Also, both Mehta and La Fura have, at their disposal, a better cast of singers and actors than that of the 1979-81 when Jean Cox as Siegfried was already way over bend. Lance Ryan is well known to the American and German audience, but he has seldom sung in Italy. Notably, he has never shown his athletic qualities. In this Götterdämmerung, as soon as he is welcome to dinner in the Gibichung royal hall, the Canadian tenor, as any good red blooded but well mannered North American, takes off his dirty forest wilderness clothes to shower and put on a proper attire: his high “Cs” and legatos are beautiful under the shower and when , due to Hagen’s potion, tries to do it with Gutrune on the dinner table and in front of his hosts. He can even sing hanging by his feet in the confrontation with in Brünnhilde in the second act. And he can shoot an acute after another. Not a full heldentenor, but a very good tenor with a crystal clear timbre.
Brünnhilde is another North American , Jennifer Wilson, recently applauded as Isolde in Los Angeles. She is as overweight as expected by a Walkyrie and, albeit very good with the high tonalities, she has some difficulties in descending to low pitched tones. She masters the role technically by molding the use of her voice to fully explode in the final holocaust scene.
The Ghichung Kingdom is a modern Metropolis for rather vulgar nouveaux riches. In the smoke stocks of a declining industrial society, a ticker - similar to those of Cnbc or any other all news TV financial channels - reports the stock exchange news.
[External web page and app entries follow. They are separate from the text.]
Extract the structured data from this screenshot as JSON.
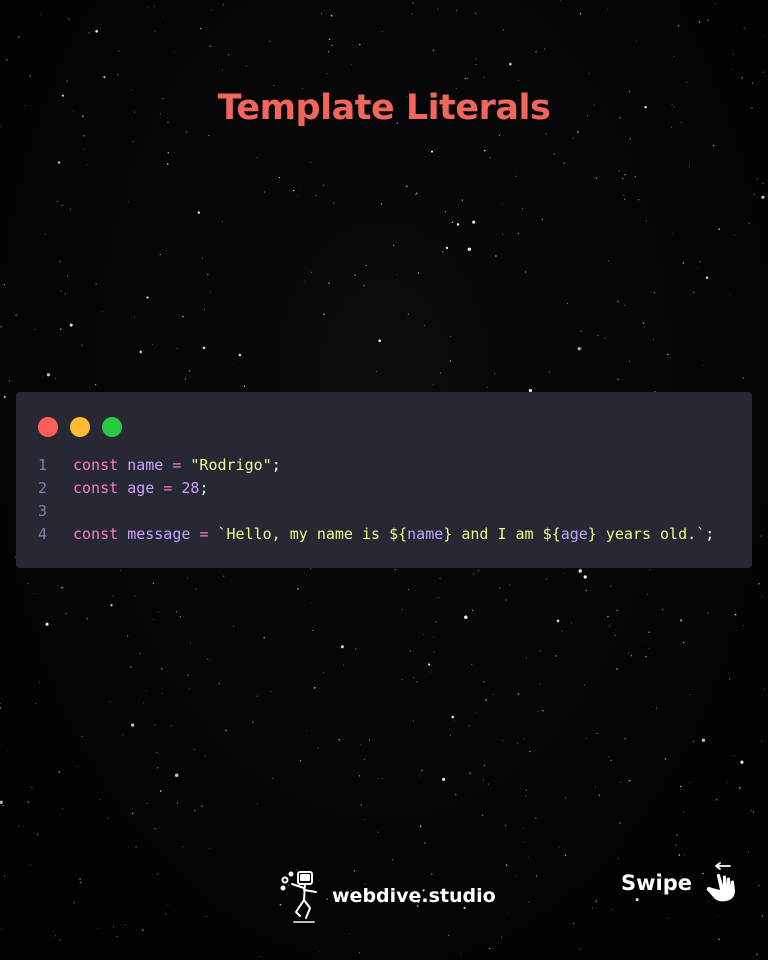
{
  "title": "Template Literals",
  "window": {
    "controls": [
      {
        "name": "close",
        "color": "#ff5f57"
      },
      {
        "name": "minimize",
        "color": "#febc2e"
      },
      {
        "name": "maximize",
        "color": "#28c840"
      }
    ]
  },
  "code": {
    "lines": [
      {
        "number": "1",
        "tokens": [
          {
            "t": "kw",
            "v": "const"
          },
          {
            "t": "punc",
            "v": " "
          },
          {
            "t": "var",
            "v": "name"
          },
          {
            "t": "punc",
            "v": " "
          },
          {
            "t": "op",
            "v": "="
          },
          {
            "t": "punc",
            "v": " "
          },
          {
            "t": "str",
            "v": "\"Rodrigo\""
          },
          {
            "t": "punc",
            "v": ";"
          }
        ]
      },
      {
        "number": "2",
        "tokens": [
          {
            "t": "kw",
            "v": "const"
          },
          {
            "t": "punc",
            "v": " "
          },
          {
            "t": "var",
            "v": "age"
          },
          {
            "t": "punc",
            "v": " "
          },
          {
            "t": "op",
            "v": "="
          },
          {
            "t": "punc",
            "v": " "
          },
          {
            "t": "num",
            "v": "28"
          },
          {
            "t": "punc",
            "v": ";"
          }
        ]
      },
      {
        "number": "3",
        "tokens": []
      },
      {
        "number": "4",
        "tokens": [
          {
            "t": "kw",
            "v": "const"
          },
          {
            "t": "punc",
            "v": " "
          },
          {
            "t": "var",
            "v": "message"
          },
          {
            "t": "punc",
            "v": " "
          },
          {
            "t": "op",
            "v": "="
          },
          {
            "t": "punc",
            "v": " "
          },
          {
            "t": "str",
            "v": "`Hello, my name is ${"
          },
          {
            "t": "var",
            "v": "name"
          },
          {
            "t": "str",
            "v": "} and I am ${"
          },
          {
            "t": "var",
            "v": "age"
          },
          {
            "t": "str",
            "v": "} years old.`"
          },
          {
            "t": "punc",
            "v": ";"
          }
        ]
      }
    ]
  },
  "footer": {
    "brand": "webdive.studio",
    "brand_icon": "astronaut-juggler-icon",
    "swipe_label": "Swipe",
    "swipe_icon": "swipe-hand-icon"
  }
}
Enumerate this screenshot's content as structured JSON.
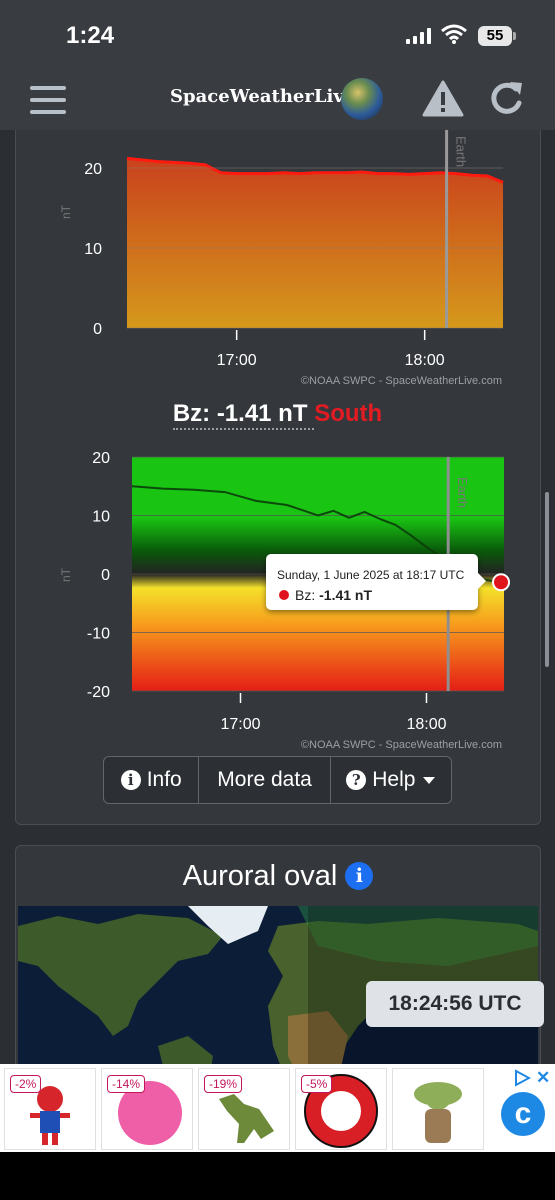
{
  "status_bar": {
    "time": "1:24",
    "battery": "55"
  },
  "header": {
    "brand": "SpaceWeatherLive"
  },
  "bt_chart": {
    "chart_data": {
      "type": "area",
      "ylabel": "nT",
      "yticks": [
        "20",
        "10",
        "0"
      ],
      "ylim": [
        0,
        22
      ],
      "xticks": [
        "17:00",
        "18:00"
      ],
      "marker_label": "Earth",
      "credit": "©NOAA SWPC - SpaceWeatherLive.com",
      "x_minutes": [
        0,
        5,
        10,
        15,
        20,
        25,
        30,
        35,
        40,
        45,
        50,
        55,
        60,
        65,
        70,
        75,
        80,
        85,
        90,
        95,
        100,
        105,
        110,
        115,
        120
      ],
      "values": [
        21.2,
        21.0,
        20.8,
        20.7,
        20.6,
        20.4,
        19.4,
        19.3,
        19.3,
        19.3,
        19.4,
        19.3,
        19.4,
        19.4,
        19.4,
        19.5,
        19.3,
        19.3,
        19.2,
        19.3,
        19.4,
        19.3,
        19.1,
        19.0,
        18.2
      ]
    }
  },
  "bz": {
    "label": "Bz:",
    "value": "-1.41 nT",
    "direction": "South"
  },
  "bz_chart": {
    "chart_data": {
      "type": "line",
      "ylabel": "nT",
      "yticks": [
        "20",
        "10",
        "0",
        "-10",
        "-20"
      ],
      "ylim": [
        -20,
        20
      ],
      "xticks": [
        "17:00",
        "18:00"
      ],
      "marker_label": "Earth",
      "credit": "©NOAA SWPC - SpaceWeatherLive.com",
      "x_minutes": [
        0,
        10,
        20,
        30,
        40,
        50,
        55,
        60,
        65,
        70,
        75,
        80,
        85,
        90,
        95,
        100,
        105,
        110,
        115,
        120
      ],
      "values": [
        15.0,
        14.6,
        14.4,
        14.0,
        12.5,
        11.8,
        10.9,
        10.0,
        10.8,
        9.6,
        10.6,
        9.4,
        8.4,
        6.6,
        4.6,
        2.8,
        0.6,
        -0.6,
        -1.1,
        -1.41
      ]
    }
  },
  "tooltip": {
    "date": "Sunday, 1 June 2025 at 18:17 UTC",
    "series": "Bz:",
    "value": "-1.41 nT"
  },
  "buttons": {
    "info": "Info",
    "more_data": "More data",
    "help": "Help"
  },
  "aurora": {
    "title": "Auroral oval",
    "utc_time": "18:24:56 UTC"
  },
  "ads": {
    "discounts": [
      "-2%",
      "-14%",
      "-19%",
      "-5%"
    ]
  }
}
Gutrune is a sexy lyric soprano (Bernardette Flaitz), Günther a well round baritone (Stefan Stoll), Hagen a deep basso (Hans Peter Köning), Alberich a less deep basso bordering on a baritone voice (Franz-Joseph Kapellman). Of all the other singers, a special mention is needed for Catherine Wyn-Rogers (Waltraute), the only semi-Divinity in this very human Gesmtkunswerk (total theater) centered on love.